- See also: common side
The national design of the Estonian euro coins was determined by a competition held in 2004; 134 designs were submitted, and Lembit Lõhmus' were used. They display a silhouetted map of Estonia, with the year of minting above, and the word "EESTI" below, surrounded by 12 stars, a symbol for the European Union.
Ethnic Setos have protested the designs of the Estonian euro coins, claiming the outline of the map does not include the former southeastern region of Estonia that formed a part of the Seto homeland annexed by Joseph Stalin during the occupation of the Baltic states. On the other hand, Russian lawyer, Sergei Seredenko stated that the outline included Russian controlled areas. The Russian embassy was prompted to issue a statement that the Estonian euro coins do, indeed, show the current borders of the country.
Euro starter kitsEditBeginning on December 1, 2010, euro starter kits containing the Estonian euro coins were available. The kits for individuals contained a total of 42 coins valued at 12.79 euros.
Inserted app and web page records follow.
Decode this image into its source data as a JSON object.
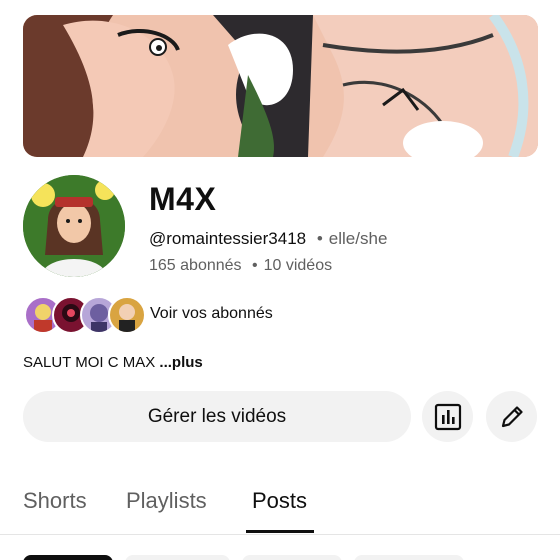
{
  "channel": {
    "name": "M4X",
    "handle": "@romaintessier3418",
    "pronouns": "elle/she",
    "subscribers": "165 abonnés",
    "videos": "10 vidéos",
    "separator": "•"
  },
  "subscribers_row": {
    "link_label": "Voir vos abonnés",
    "avatar_count": 4
  },
  "description": {
    "text": "SALUT MOI C MAX",
    "more_label": "...plus"
  },
  "actions": {
    "manage_videos_label": "Gérer les vidéos",
    "analytics_icon": "analytics-icon",
    "edit_icon": "pencil-icon"
  },
  "tabs": [
    {
      "label": "Shorts",
      "active": false
    },
    {
      "label": "Playlists",
      "active": false
    },
    {
      "label": "Posts",
      "active": true
    }
  ],
  "colors": {
    "text_primary": "#0f0f0f",
    "text_secondary": "#606060",
    "button_bg": "#f2f2f2"
  }
}
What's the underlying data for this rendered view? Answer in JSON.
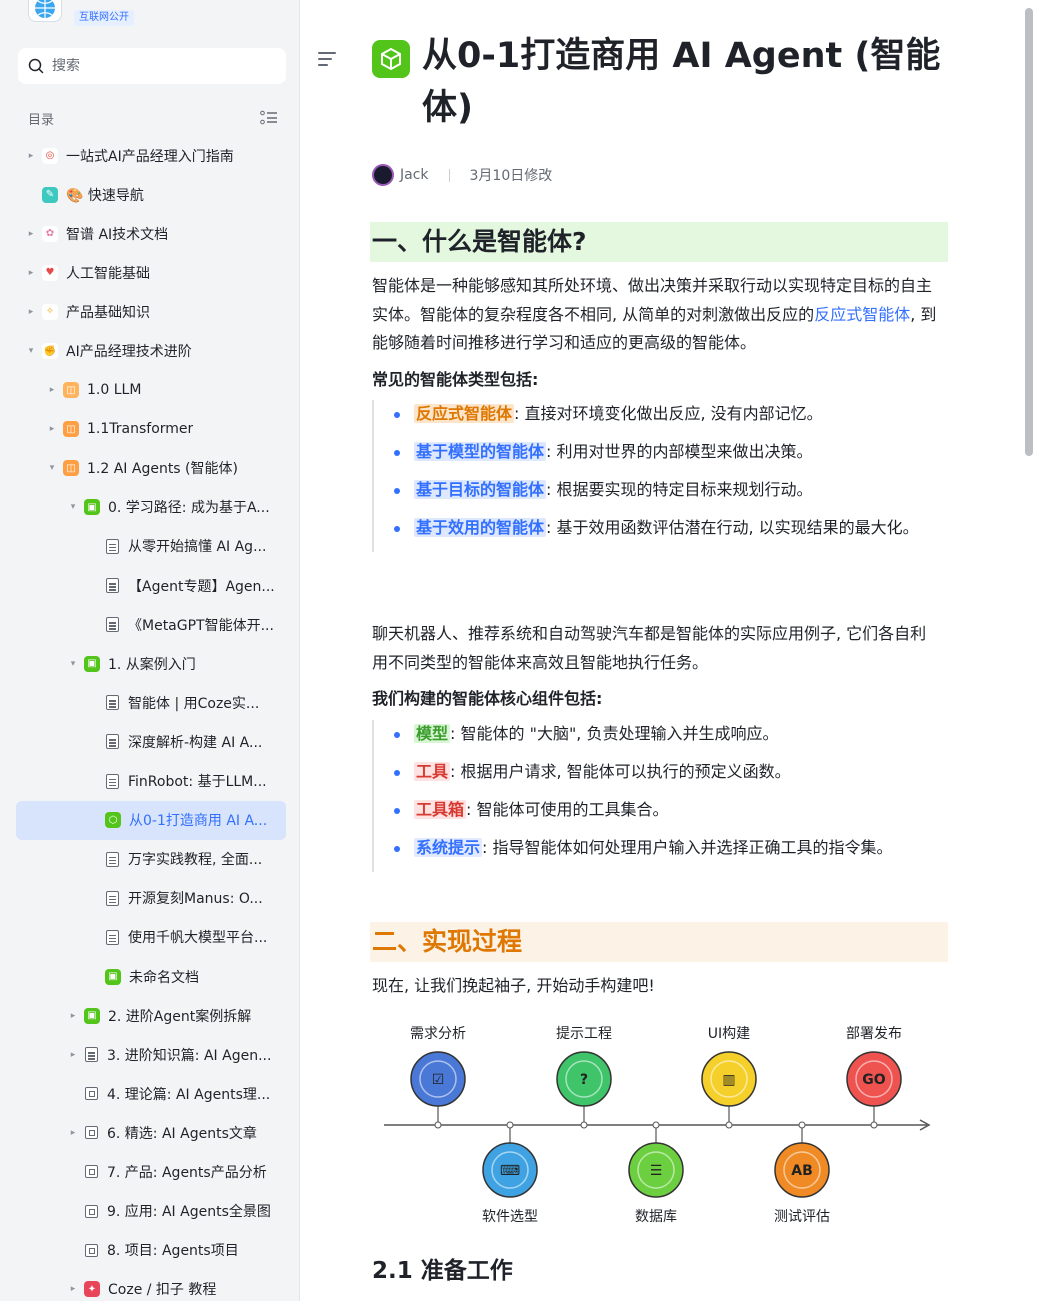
{
  "sidebar": {
    "badge": "互联网公开",
    "search_placeholder": "搜索",
    "toc_label": "目录",
    "items": [
      {
        "label": "一站式AI产品经理入门指南",
        "icon": "dartboard-emoji-icon"
      },
      {
        "label": "🎨 快速导航",
        "icon": "sparkle-doc-icon"
      },
      {
        "label": "智谱 AI技术文档",
        "icon": "rabbit-emoji-icon"
      },
      {
        "label": "人工智能基础",
        "icon": "heart-eyes-emoji-icon"
      },
      {
        "label": "产品基础知识",
        "icon": "dizzy-emoji-icon"
      },
      {
        "label": "AI产品经理技术进阶",
        "icon": "flexed-biceps-emoji-icon"
      },
      {
        "label": "1.0 LLM",
        "icon": "orange-doc-icon"
      },
      {
        "label": "1.1Transformer",
        "icon": "orange-doc-icon"
      },
      {
        "label": "1.2 AI Agents (智能体)",
        "icon": "orange-doc-icon"
      },
      {
        "label": "0. 学习路径: 成为基于A...",
        "icon": "green-board-icon"
      },
      {
        "label": "从零开始搞懂 AI Ag...",
        "icon": "doc-icon"
      },
      {
        "label": "【Agent专题】Agen...",
        "icon": "doc-icon"
      },
      {
        "label": "《MetaGPT智能体开...",
        "icon": "doc-icon"
      },
      {
        "label": "1. 从案例入门",
        "icon": "green-board-icon"
      },
      {
        "label": "智能体 | 用Coze实...",
        "icon": "doc-icon"
      },
      {
        "label": "深度解析-构建 AI A...",
        "icon": "doc-icon"
      },
      {
        "label": "FinRobot: 基于LLM...",
        "icon": "doc-icon"
      },
      {
        "label": "从0-1打造商用 AI A...",
        "icon": "green-cube-icon"
      },
      {
        "label": "万字实践教程, 全面...",
        "icon": "doc-icon"
      },
      {
        "label": "开源复刻Manus: O...",
        "icon": "doc-icon"
      },
      {
        "label": "使用千帆大模型平台...",
        "icon": "doc-icon"
      },
      {
        "label": "未命名文档",
        "icon": "green-board-icon"
      },
      {
        "label": "2. 进阶Agent案例拆解",
        "icon": "green-board-icon"
      },
      {
        "label": "3. 进阶知识篇: AI Agen...",
        "icon": "doc-icon"
      },
      {
        "label": "4. 理论篇: AI Agents理...",
        "icon": "box-doc-icon"
      },
      {
        "label": "6. 精选: AI Agents文章",
        "icon": "box-doc-icon"
      },
      {
        "label": "7. 产品: Agents产品分析",
        "icon": "box-doc-icon"
      },
      {
        "label": "9. 应用: AI Agents全景图",
        "icon": "box-doc-icon"
      },
      {
        "label": "8. 项目: Agents项目",
        "icon": "box-doc-icon"
      },
      {
        "label": "Coze / 扣子 教程",
        "icon": "coze-emoji-icon"
      }
    ]
  },
  "doc": {
    "title": "从0-1打造商用 AI Agent (智能体)",
    "author": "Jack",
    "modified": "3月10日修改",
    "section1": "一、什么是智能体?",
    "p1_a": "智能体是一种能够感知其所处环境、做出决策并采取行动以实现特定目标的自主实体。智能体的复杂程度各不相同, 从简单的对刺激做出反应的",
    "p1_link": "反应式智能体",
    "p1_b": ", 到能够随着时间推移进行学习和适应的更高级的智能体。",
    "types_heading": "常见的智能体类型包括:",
    "types": [
      {
        "name": "反应式智能体",
        "desc": ": 直接对环境变化做出反应, 没有内部记忆。"
      },
      {
        "name": "基于模型的智能体",
        "desc": ": 利用对世界的内部模型来做出决策。"
      },
      {
        "name": "基于目标的智能体",
        "desc": ": 根据要实现的特定目标来规划行动。"
      },
      {
        "name": "基于效用的智能体",
        "desc": ": 基于效用函数评估潜在行动, 以实现结果的最大化。"
      }
    ],
    "p2": "聊天机器人、推荐系统和自动驾驶汽车都是智能体的实际应用例子, 它们各自利用不同类型的智能体来高效且智能地执行任务。",
    "components_heading": "我们构建的智能体核心组件包括:",
    "components": [
      {
        "name": "模型",
        "desc": ": 智能体的 \"大脑\", 负责处理输入并生成响应。"
      },
      {
        "name": "工具",
        "desc": ": 根据用户请求, 智能体可以执行的预定义函数。"
      },
      {
        "name": "工具箱",
        "desc": ": 智能体可使用的工具集合。"
      },
      {
        "name": "系统提示",
        "desc": ": 指导智能体如何处理用户输入并选择正确工具的指令集。"
      }
    ],
    "section2": "二、实现过程",
    "p3": "现在, 让我们挽起袖子, 开始动手构建吧!",
    "timeline": {
      "top": [
        {
          "label": "需求分析",
          "color": "#4a78d6",
          "icon": "checklist-icon"
        },
        {
          "label": "提示工程",
          "color": "#3fc46a",
          "icon": "lightbulb-icon"
        },
        {
          "label": "UI构建",
          "color": "#f5d02a",
          "icon": "layout-icon"
        },
        {
          "label": "部署发布",
          "color": "#ef5350",
          "icon": "go-sign-icon"
        }
      ],
      "bottom": [
        {
          "label": "软件选型",
          "color": "#3fa3e3",
          "icon": "phone-code-icon"
        },
        {
          "label": "数据库",
          "color": "#6bcf3f",
          "icon": "database-icon"
        },
        {
          "label": "测试评估",
          "color": "#f08a24",
          "icon": "ab-test-icon"
        }
      ]
    },
    "section2_1": "2.1 准备工作"
  },
  "colors": {
    "accent": "#3370ff",
    "section1_bg": "#e4f7df",
    "section2_bg": "#fdf2e6",
    "section2_fg": "#de7802"
  }
}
A total number of 600,000 euro starter kits for individuals were produced.
Two euro starter kits with Estonian coins intended for businesses were introduced later. One of the kits contained 320 coins, which had a combined value of 111 euros, while the other contained 600 coins, with a combined value of 198 euros.